Manufacturing Safety and Automation
Chemically intensive “process” manufacturing facilities, such as those used to produce semiconductors, pharmaceuticals, beverages, cement, and fertilizers often utilize and produce various hazardous gases in the production of their products. For example, pharmaceutical facilities work with various toxic and oxygen displacing gases, such as Ethylene Oxide (ETO) to sterilize various pieces of equipment; whereas semiconductor production uses gases such as silane and hydrogen. The release of these gases in large quantities in enclosed areas can be dangerous. Depletion of oxygen is hazardous to individuals entering an unoccupied area, and even small amounts of toxic gases can cause serious injury or death. Continuous monitoring and early warning are the best means of preventing these accidents from occurring.
A well-designed fire and gas detection program needs to identify the hazards at the facility and assess the risk of a hazardous event to the plant, personnel, community, and environment. Hazardous gases to be monitored include but are not limited to:
- Combustible Gases
- Oxygen Deficiency
- Carbon Dioxide
- Ethylene Oxide
- Hydrogen Chloride
Fire is always a danger in semiconductor cleaning rooms that house a variety of flammable materials and liquids such as isopropyl alcohol. Fire detection is required for specific wet bench applications to constantly monitor for flames that could lead to a catastrophic event in a cleaning room.
Automation and Integration Strategies
Bringing the data from the various sensors, devices, and systems of a manufacturing facility to the centralized control or management systems is important for the safety, efficiency, and operation of a facility. Centralized control systems that manage all aspects of a manufacturing process are generally based on Programmable Logic Controllers (PLC). Additionally, Building Management Systems (BMS) centrally collect and manage facility data related to energy and the maintenance of the plant facility. The manufacturing plant manager must ensure that:
- The fire and gas system installed to protect the facility and its personnel seamlessly connects to the PLC and BMS for enterprise-level response and analytics.
- The various other systems within the manufacturing facility also seamlessly link to the BMS for integrated facility management and analytics.

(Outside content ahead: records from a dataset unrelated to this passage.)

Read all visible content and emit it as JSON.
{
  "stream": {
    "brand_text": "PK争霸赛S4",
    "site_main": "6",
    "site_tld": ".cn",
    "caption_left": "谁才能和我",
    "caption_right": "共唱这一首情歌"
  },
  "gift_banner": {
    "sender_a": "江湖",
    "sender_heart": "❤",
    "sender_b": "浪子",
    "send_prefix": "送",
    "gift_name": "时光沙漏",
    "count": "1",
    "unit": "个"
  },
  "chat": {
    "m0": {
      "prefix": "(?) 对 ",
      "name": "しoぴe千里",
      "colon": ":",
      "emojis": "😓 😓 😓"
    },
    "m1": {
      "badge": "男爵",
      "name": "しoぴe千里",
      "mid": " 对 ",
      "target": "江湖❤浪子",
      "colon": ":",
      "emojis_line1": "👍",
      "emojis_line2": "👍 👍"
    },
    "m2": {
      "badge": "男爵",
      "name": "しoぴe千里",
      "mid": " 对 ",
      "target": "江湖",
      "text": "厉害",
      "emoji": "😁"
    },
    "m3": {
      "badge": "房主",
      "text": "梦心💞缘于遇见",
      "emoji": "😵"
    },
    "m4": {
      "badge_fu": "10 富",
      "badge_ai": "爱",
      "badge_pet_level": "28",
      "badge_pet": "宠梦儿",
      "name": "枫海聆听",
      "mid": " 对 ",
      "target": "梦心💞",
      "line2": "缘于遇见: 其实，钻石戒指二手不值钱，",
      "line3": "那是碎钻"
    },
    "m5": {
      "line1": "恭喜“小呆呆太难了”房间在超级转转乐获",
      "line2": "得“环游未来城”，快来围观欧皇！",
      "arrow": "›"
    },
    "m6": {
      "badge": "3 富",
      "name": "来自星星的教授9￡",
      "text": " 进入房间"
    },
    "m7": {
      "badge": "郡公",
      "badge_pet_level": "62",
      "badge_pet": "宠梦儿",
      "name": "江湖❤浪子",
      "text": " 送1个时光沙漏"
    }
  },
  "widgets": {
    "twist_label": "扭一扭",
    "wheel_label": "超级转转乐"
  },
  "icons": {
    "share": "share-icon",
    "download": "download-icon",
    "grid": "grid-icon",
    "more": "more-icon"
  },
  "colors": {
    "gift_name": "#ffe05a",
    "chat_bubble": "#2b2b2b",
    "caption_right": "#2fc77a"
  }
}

The facilities manager must also ensure that the facility is in compliance of regulatory standards. For example, the U.S. Food and Drug Administration (FDA) requires documented assessments of all systems servicing the pharmaceutical, biotech, and medical device facility spaces.